## Work request
The data beneath this task has to be reprinted character for character.

## Records for processing

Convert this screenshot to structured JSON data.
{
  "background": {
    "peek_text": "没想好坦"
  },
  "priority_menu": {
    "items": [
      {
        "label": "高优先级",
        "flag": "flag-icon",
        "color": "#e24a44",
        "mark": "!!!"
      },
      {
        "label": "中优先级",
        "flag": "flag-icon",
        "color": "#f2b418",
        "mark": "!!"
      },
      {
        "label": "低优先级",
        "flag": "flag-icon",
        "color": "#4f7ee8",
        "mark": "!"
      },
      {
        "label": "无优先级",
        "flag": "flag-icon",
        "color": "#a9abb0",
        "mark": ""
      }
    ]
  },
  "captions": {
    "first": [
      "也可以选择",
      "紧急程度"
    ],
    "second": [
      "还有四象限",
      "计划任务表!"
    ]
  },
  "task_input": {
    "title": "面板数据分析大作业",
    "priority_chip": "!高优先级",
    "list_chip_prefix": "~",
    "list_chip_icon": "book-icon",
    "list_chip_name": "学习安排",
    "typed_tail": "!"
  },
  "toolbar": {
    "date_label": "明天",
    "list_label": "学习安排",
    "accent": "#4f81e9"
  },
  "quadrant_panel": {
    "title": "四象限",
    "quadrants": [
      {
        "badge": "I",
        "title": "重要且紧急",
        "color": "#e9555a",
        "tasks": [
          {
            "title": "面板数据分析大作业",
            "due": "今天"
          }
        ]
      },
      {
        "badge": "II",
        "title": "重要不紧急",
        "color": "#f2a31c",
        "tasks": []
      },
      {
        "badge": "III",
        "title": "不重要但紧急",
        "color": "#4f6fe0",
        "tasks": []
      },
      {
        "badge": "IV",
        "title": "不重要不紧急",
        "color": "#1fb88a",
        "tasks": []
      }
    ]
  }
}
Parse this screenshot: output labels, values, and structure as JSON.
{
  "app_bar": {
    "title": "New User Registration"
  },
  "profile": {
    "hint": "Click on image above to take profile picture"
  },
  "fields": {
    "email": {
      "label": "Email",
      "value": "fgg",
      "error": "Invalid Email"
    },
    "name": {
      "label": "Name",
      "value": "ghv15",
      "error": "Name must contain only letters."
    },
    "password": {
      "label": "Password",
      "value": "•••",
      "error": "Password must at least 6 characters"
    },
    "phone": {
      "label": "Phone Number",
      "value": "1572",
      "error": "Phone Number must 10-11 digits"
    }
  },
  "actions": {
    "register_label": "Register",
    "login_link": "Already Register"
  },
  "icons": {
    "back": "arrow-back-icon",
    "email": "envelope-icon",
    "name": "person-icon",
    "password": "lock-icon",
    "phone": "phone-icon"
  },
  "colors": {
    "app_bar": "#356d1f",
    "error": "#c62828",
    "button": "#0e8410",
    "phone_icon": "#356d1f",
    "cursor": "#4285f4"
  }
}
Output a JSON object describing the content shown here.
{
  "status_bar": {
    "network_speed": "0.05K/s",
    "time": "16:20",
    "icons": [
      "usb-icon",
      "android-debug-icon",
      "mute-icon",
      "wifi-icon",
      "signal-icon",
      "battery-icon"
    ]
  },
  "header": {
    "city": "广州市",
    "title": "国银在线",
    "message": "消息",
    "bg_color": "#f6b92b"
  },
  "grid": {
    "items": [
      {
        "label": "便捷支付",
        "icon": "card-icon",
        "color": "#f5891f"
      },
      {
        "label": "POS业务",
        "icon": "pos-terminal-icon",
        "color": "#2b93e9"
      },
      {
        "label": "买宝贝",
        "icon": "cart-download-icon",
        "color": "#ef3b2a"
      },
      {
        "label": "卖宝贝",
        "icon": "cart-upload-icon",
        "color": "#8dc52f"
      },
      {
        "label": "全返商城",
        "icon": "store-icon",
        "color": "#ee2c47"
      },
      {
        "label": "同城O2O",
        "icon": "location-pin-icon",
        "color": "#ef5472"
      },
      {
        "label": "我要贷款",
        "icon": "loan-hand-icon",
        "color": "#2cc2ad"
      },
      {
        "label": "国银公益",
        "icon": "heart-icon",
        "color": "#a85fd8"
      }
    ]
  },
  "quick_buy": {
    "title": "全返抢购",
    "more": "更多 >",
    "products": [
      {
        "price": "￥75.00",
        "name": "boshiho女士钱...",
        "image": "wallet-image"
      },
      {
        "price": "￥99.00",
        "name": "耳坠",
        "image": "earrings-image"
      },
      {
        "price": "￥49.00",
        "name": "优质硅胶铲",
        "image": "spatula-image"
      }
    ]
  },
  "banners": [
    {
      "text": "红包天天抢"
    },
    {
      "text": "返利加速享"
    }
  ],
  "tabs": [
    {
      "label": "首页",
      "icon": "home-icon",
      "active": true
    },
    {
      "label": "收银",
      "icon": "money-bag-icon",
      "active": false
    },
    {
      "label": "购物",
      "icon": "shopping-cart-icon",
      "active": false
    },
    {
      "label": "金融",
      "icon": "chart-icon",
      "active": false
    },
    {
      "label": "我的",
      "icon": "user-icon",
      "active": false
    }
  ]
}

## The answer
Convert this screenshot to structured JSON data.
{
  "background": {
    "peek_text": "没想好坦"
  },
  "priority_menu": {
    "items": [
      {
        "label": "高优先级",
        "flag": "flag-icon",
        "color": "#e24a44",
        "mark": "!!!"
      },
      {
        "label": "中优先级",
        "flag": "flag-icon",
        "color": "#f2b418",
        "mark": "!!"
      },
      {
        "label": "低优先级",
        "flag": "flag-icon",
        "color": "#4f7ee8",
        "mark": "!"
      },
      {
        "label": "无优先级",
        "flag": "flag-icon",
        "color": "#a9abb0",
        "mark": ""
      }
    ]
  },
  "captions": {
    "first": [
      "也可以选择",
      "紧急程度"
    ],
    "second": [
      "还有四象限",
      "计划任务表!"
    ]
  },
  "task_input": {
    "title": "面板数据分析大作业",
    "priority_chip": "!高优先级",
    "list_chip_prefix": "~",
    "list_chip_icon": "book-icon",
    "list_chip_name": "学习安排",
    "typed_tail": "!"
  },
  "toolbar": {
    "date_label": "明天",
    "list_label": "学习安排",
    "accent": "#4f81e9"
  },
  "quadrant_panel": {
    "title": "四象限",
    "quadrants": [
      {
        "badge": "I",
        "title": "重要且紧急",
        "color": "#e9555a",
        "tasks": [
          {
            "title": "面板数据分析大作业",
            "due": "今天"
          }
        ]
      },
      {
        "badge": "II",
        "title": "重要不紧急",
        "color": "#f2a31c",
        "tasks": []
      },
      {
        "badge": "III",
        "title": "不重要但紧急",
        "color": "#4f6fe0",
        "tasks": []
      },
      {
        "badge": "IV",
        "title": "不重要不紧急",
        "color": "#1fb88a",
        "tasks": []
      }
    ]
  }
}
Parse this screenshot: output labels, values, and structure as JSON.
{
  "app_bar": {
    "title": "New User Registration"
  },
  "profile": {
    "hint": "Click on image above to take profile picture"
  },
  "fields": {
    "email": {
      "label": "Email",
      "value": "fgg",
      "error": "Invalid Email"
    },
    "name": {
      "label": "Name",
      "value": "ghv15",
      "error": "Name must contain only letters."
    },
    "password": {
      "label": "Password",
      "value": "•••",
      "error": "Password must at least 6 characters"
    },
    "phone": {
      "label": "Phone Number",
      "value": "1572",
      "error": "Phone Number must 10-11 digits"
    }
  },
  "actions": {
    "register_label": "Register",
    "login_link": "Already Register"
  },
  "icons": {
    "back": "arrow-back-icon",
    "email": "envelope-icon",
    "name": "person-icon",
    "password": "lock-icon",
    "phone": "phone-icon"
  },
  "colors": {
    "app_bar": "#356d1f",
    "error": "#c62828",
    "button": "#0e8410",
    "phone_icon": "#356d1f",
    "cursor": "#4285f4"
  }
}
Output a JSON object describing the content shown here.
{
  "status_bar": {
    "network_speed": "0.05K/s",
    "time": "16:20",
    "icons": [
      "usb-icon",
      "android-debug-icon",
      "mute-icon",
      "wifi-icon",
      "signal-icon",
      "battery-icon"
    ]
  },
  "header": {
    "city": "广州市",
    "title": "国银在线",
    "message": "消息",
    "bg_color": "#f6b92b"
  },
  "grid": {
    "items": [
      {
        "label": "便捷支付",
        "icon": "card-icon",
        "color": "#f5891f"
      },
      {
        "label": "POS业务",
        "icon": "pos-terminal-icon",
        "color": "#2b93e9"
      },
      {
        "label": "买宝贝",
        "icon": "cart-download-icon",
        "color": "#ef3b2a"
      },
      {
        "label": "卖宝贝",
        "icon": "cart-upload-icon",
        "color": "#8dc52f"
      },
      {
        "label": "全返商城",
        "icon": "store-icon",
        "color": "#ee2c47"
      },
      {
        "label": "同城O2O",
        "icon": "location-pin-icon",
        "color": "#ef5472"
      },
      {
        "label": "我要贷款",
        "icon": "loan-hand-icon",
        "color": "#2cc2ad"
      },
      {
        "label": "国银公益",
        "icon": "heart-icon",
        "color": "#a85fd8"
      }
    ]
  },
  "quick_buy": {
    "title": "全返抢购",
    "more": "更多 >",
    "products": [
      {
        "price": "￥75.00",
        "name": "boshiho女士钱...",
        "image": "wallet-image"
      },
      {
        "price": "￥99.00",
        "name": "耳坠",
        "image": "earrings-image"
      },
      {
        "price": "￥49.00",
        "name": "优质硅胶铲",
        "image": "spatula-image"
      }
    ]
  },
  "banners": [
    {
      "text": "红包天天抢"
    },
    {
      "text": "返利加速享"
    }
  ],
  "tabs": [
    {
      "label": "首页",
      "icon": "home-icon",
      "active": true
    },
    {
      "label": "收银",
      "icon": "money-bag-icon",
      "active": false
    },
    {
      "label": "购物",
      "icon": "shopping-cart-icon",
      "active": false
    },
    {
      "label": "金融",
      "icon": "chart-icon",
      "active": false
    },
    {
      "label": "我的",
      "icon": "user-icon",
      "active": false
    }
  ]
}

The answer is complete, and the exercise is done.